Sandra Gliss addresses a crowd Friday evening at a vigil for her slain daughter, Tamara Gliss. (Clarence Williams/The Washington Post)

Whether she clapped along to a church choir, planned a Shaw community picnic to honor a fallen D.C. firefighter or took time to spoil her 12-year-old son, Tamara Gliss spent her days simply enjoying life and whatever the world had to offer.

“She would celebrate everything, every day,” the son, DeVontae Gliss, said in an interview. “She loved everybody.”

Now her only child and his three uncles and grandmother are mourning Gliss’s death. Gunfire killed the 31-year-old outside her apartment building on Sixth Street NW on the night of Memorial Day.

On Friday evening, more than 200 people packed the Kennedy Recreation Center basketball court, across the street from where Gliss was shot, for a candlelight vigil to support her family and remember her.

Her mother, Sandra Gliss, stood at the center of the gathering. Through a megaphone, she told the crowd that her only daughter, the eldest of four children, had gone on to a higher place because she had spent her life with deep faith in God and regularly attending church. Faith, Sandra Gliss said, will support the family as it plans the funeral, to be held next weekend.

“Everybody says, ‘How can you be so strong?’ I trust in God,” Gliss said. “My daughter left here saved. Not one person can say anything bad about my child.”

Still, Sandra Gliss had more earthly concerns. She delivered a forceful plea to the community not to retaliate but, rather, to help detectives to solve the crime.

“This violence has to stop. I would never thought it would be my child,” Gliss said. “I’m asking you as Tamara’s mother: Let the detectives handle this. I’m begging y’all: Let the police handle this.

“That’s my firstborn, that’s my daughter. That thing of ‘no snitching’ — see something, say something. . . . It’s not snitching.”
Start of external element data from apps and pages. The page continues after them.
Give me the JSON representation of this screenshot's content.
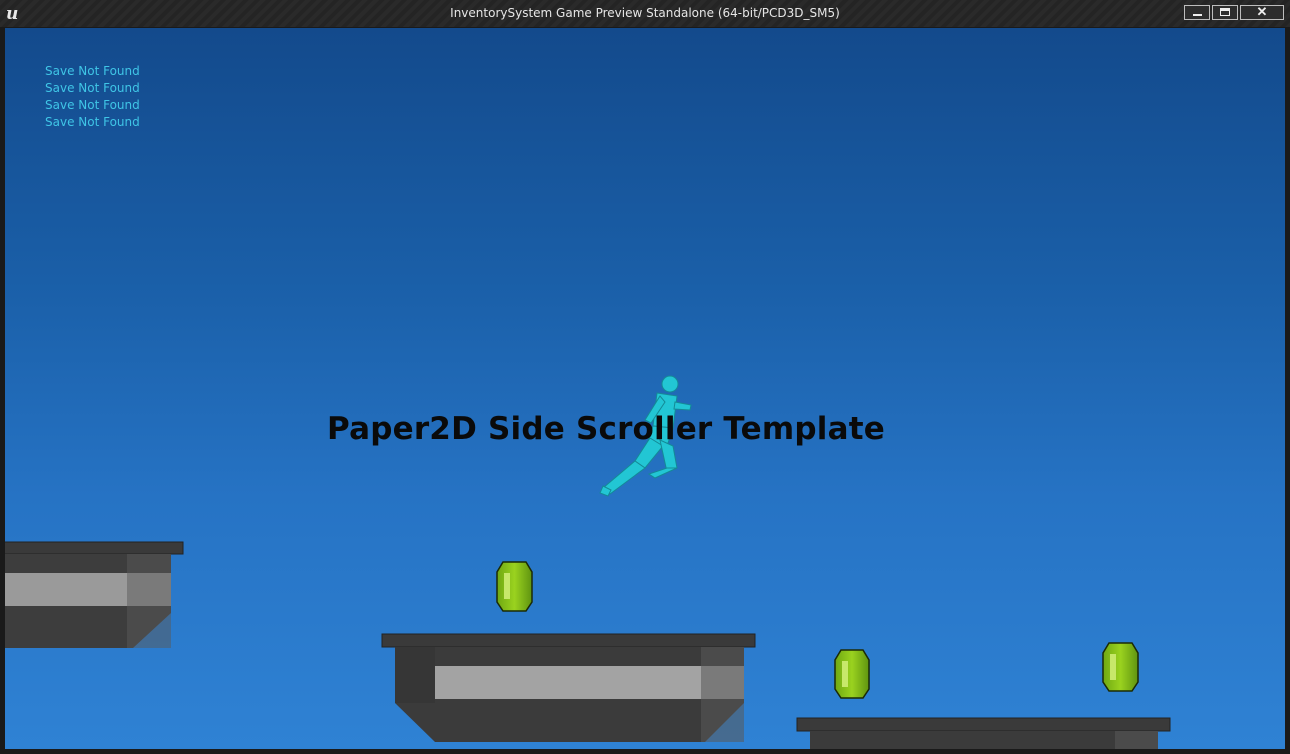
{
  "window": {
    "title": "InventorySystem Game Preview Standalone (64-bit/PCD3D_SM5)",
    "logo_icon": "unreal-engine-logo",
    "controls": [
      "minimize",
      "maximize",
      "close"
    ]
  },
  "debug_messages": [
    "Save Not Found",
    "Save Not Found",
    "Save Not Found",
    "Save Not Found"
  ],
  "game": {
    "title": "Paper2D Side Scroller Template",
    "sky_color_top": "#134a8c",
    "sky_color_bottom": "#2f82d4",
    "debug_text_color": "#3fc5e6",
    "character_color": "#20c9d6",
    "gem_color": "#8cc21a",
    "platform_color": "#4a4a4a",
    "gem_count": 3,
    "platform_count": 3
  }
}
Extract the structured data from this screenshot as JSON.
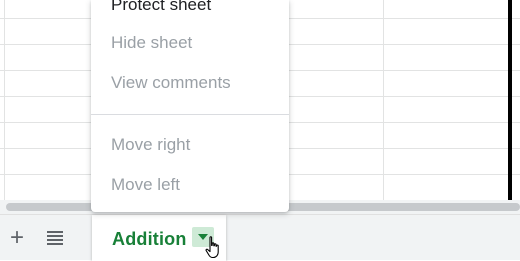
{
  "menu": {
    "items": [
      {
        "label": "Protect sheet",
        "enabled": true
      },
      {
        "label": "Hide sheet",
        "enabled": false
      },
      {
        "label": "View comments",
        "enabled": false
      },
      {
        "label": "Move right",
        "enabled": false
      },
      {
        "label": "Move left",
        "enabled": false
      }
    ]
  },
  "sheet_bar": {
    "add_icon": "plus-icon",
    "list_icon": "sheet-list-icon",
    "active_tab": {
      "label": "Addition",
      "color": "#188038",
      "arrow_icon": "chevron-down-icon"
    }
  },
  "colors": {
    "accent": "#188038",
    "arrow_bg": "#ceead6",
    "disabled_text": "#9aa0a6",
    "enabled_text": "#202124"
  },
  "cursor_icon": "hand-pointer-icon"
}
Police have not said anything publicly about a motive in the slaying or identified a possible assailant. But they are looking for a “person of interest” who was spotted riding away from the scene Monday night on a motorized dirt bike.

The killing happened amid an outburst of deadly violence across the District that claimed six lives in six days. The victims include a community news reporter who police said was waiting for a bus when she was shot by someone aiming at another person; and a motorist killed when a passenger opened fire from another vehicle on the Anacostia Freeway. The killings bring the District’s homicide count to 50, up from 45 at this time last year.

At Friday night’s vigil, Gliss’s pastor, Bishop Melvin G. Brown of Greater New Hope Baptist Church, acknowledged national attention on police use of deadly force. But he urged mourners to address dangers closer to home.

“Can we be real tonight?” Brown said. “Most of the violence, most of the killing comes from us killing other folk. Young black folk killing other young black folk. And it has to stop. It has to stop. It has to stop.”

At time of her death, Gliss was between jobs. She had worked for D.C. Public Schools as a behavior technician and as a supervisor for a food-service vendor, Sandra Gliss said. She was remembered as a true friend to many and someone who gave even to strangers.

A few weeks ago, when D.C. fire Lt. Kevin McRae died after fighting a high-rise blaze near her home, the lifelong Shaw resident called fire officials to offer a community cookout in his honor. She did not ask for a penny, a balloon or any other kind of donation, her family said.

Viola Bradford, an associate minister at New Bethel Baptist Church in Shaw, said she looked after Gliss and her brothers Ronald and Malik during an after-school program at New Bethel when they were children. Bradford remembered Gliss as a young lady with “a lot of mouth but a good heart” who fiercely looked after her younger brothers and respected discipline at home.

“Our community is at stake here,” Bradford said as she took a turn with the bullhorn at Kennedy Recreation Center. She urged those on the basketball court to hold hands and pray.

Some sobbed deeply. Others mumbled prayers for healing. Many stared blankly.

One mourner — DeVontae — felt the loss the most. The sixth-grader’s tears started as a trickle, then flowed in a stream as family members dabbed tissues under his eyes and hugged him tightly.

His grandmother said he has had rough moments and expects that that will continue as she becomes his caregiver. Still, after the vigil, the young man with long dreadlocks could smile broadly as he told a reporter about his mother.

She cheered at every football or basketball game. She supported him every time he sang at church. Almost everywhere she went, he went.

She was a stickler for homework and doled out punishment for incomplete assignments. Yet whenever there was enough money to pay the family’s bills, DeVontae would get whatever he wanted that his mother could afford, especially new shoes, especially the newest Jordans.

“She was an awesome mom,” DeVontae said.

Peter Hermann contributed to this report.